Even if your child does not qualify for a Designation, the assessment will increase parents’ and teachers’ understanding of his or her unique learning style. This understanding can be used to maximize learning potential and success, which, in turn, should have a positive impact on self-esteem. 

What steps are involved in an assessment?

1. The student undergoes a variety of psychological tests, which typically lasts for 4 to 5 hours with rest and lunch breaks. A variety of areas will be tested, such as different kinds of memory, attention, verbal skills, academics, etc. The process involves one-on-one attention with a tester (“Psychometrist”) and there is a frequent change in activities, many of which students actually enjoy. 

2. A parent/guardian will also complete a brief form regarding background information of the student. Information collected includes medical history, birth history, etc. The form is very straightforward and the questions are typically easily answered without the need to look through old records.

3. Dr. O’Connor also interviews the student to gain an understanding of his or her school and learning experiences. One or both parents are often present for the interview. The interview will either take place on the same day as testing, or a different day when that is not possible. 

4. Once testing has been completed, a detailed user-friendly report, including graphs of test results, is written. Following this, a debriefing session is arranged so that Dr. O'Connor can review the report and test results and discuss ways to best help your child in the school setting. Recommendations are evidence-based and drawn from reputable resources. The student is typically not present for this portion of the assessment process. 

What do we need to do to prepare for the assessment?

The testing typically begins at 9:00 a.m. unless an alternative time has been arranged. There is really no need to prepare for the assessment in any way. If your child requires glasses to read, they should be brought to the appointment. You may also wish to send a snack and drink along for the mid-morning break. Most parents take their child for lunch (approximately 12:00 to 1:00). If you are unable to spend lunch with your child, please provide a bag lunch and he/she can spend lunch in the office. Otherwise, you do not need to be present for the assessment, but are welcome to stay if you wish. Dr. O’Connor usually conducts an interview with the student after lunch at 1:00, and ideally the parent is present for the interview.

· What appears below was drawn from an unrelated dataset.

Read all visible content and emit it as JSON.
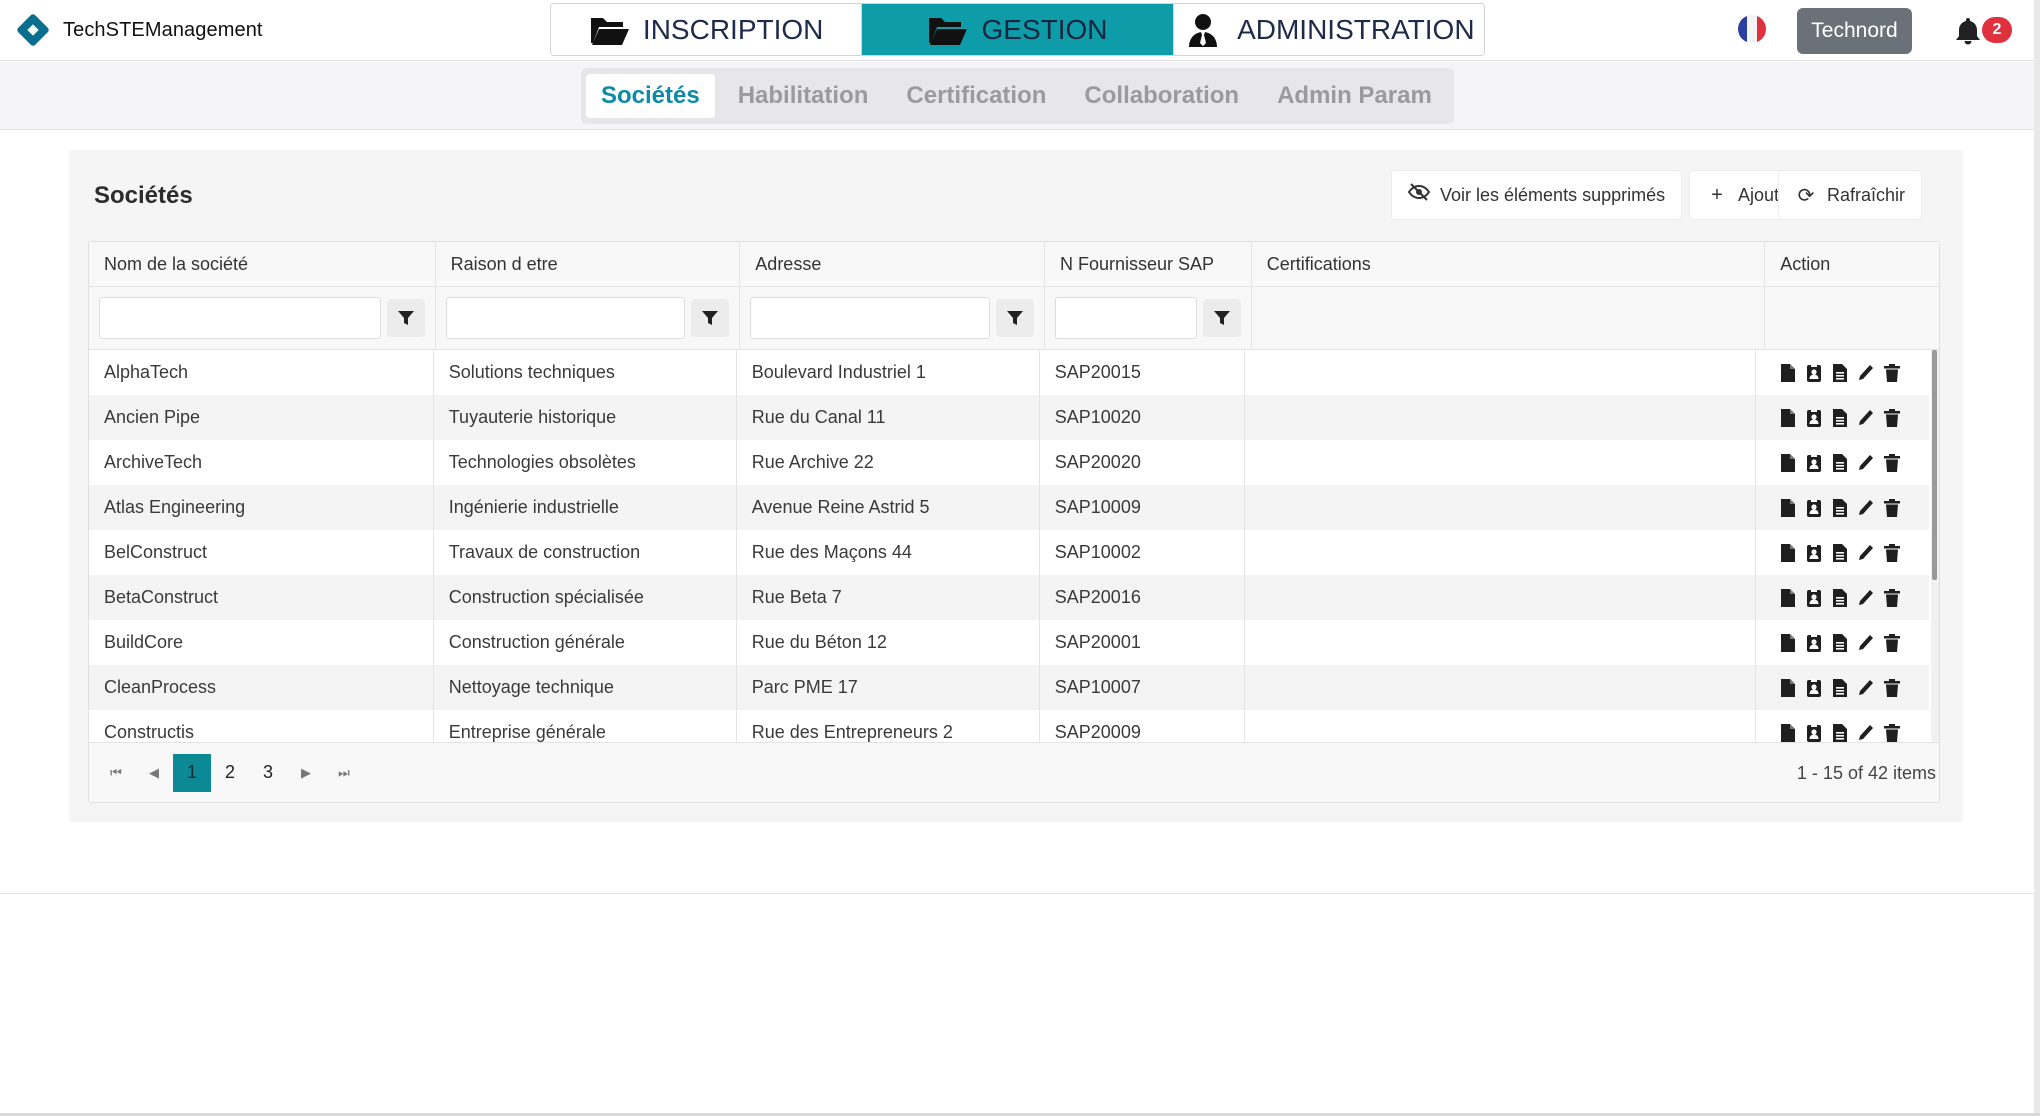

However, if this is not possible she can conduct the interview with your child in your absence, and do a follow-up interview with you over the phone. 

ADHD and Neuropsychological Assessments

Attention-Deficit/Hyperactivity Disorder (ADHD) assessments are much briefer than Psychoeducational Assessments and involve computerized attention testing, an interview, report, and informing session. If a trial of medication is considered appropriate by a medical doctor and the parents, it is possible to repeat the attention testing and review symptom improvement once the medication has been started. A “Progressive Analysis” will determine whether there is a statistically significant improvement in attentional capacity while on medication versus off medication. This information can be part of the decision to help parents decide whether to keep their child on medication.

The process for Neuropsychological Assessments is similar to that for Psychoeducational Assessments. However, several more tests are included that assess neuropsychological functioning (e.g., executive functioning, more extensive memory tests, motor tests, etc.). A Neuropsychological Assessment is generally not indicated unless there is a history of neurological incident, such as seizures, head injury, hypoxia, or maternal alcohol use during pregnancy. Dr. O’Connor will be able to help you decide the best assessment route for your child.

Hours of Operation:

Therapy: Afternoon and Evening appointments on variable weekdays
Assesments: Begin at 9:00AM on variable weekdays Closed Saturdays and Sundays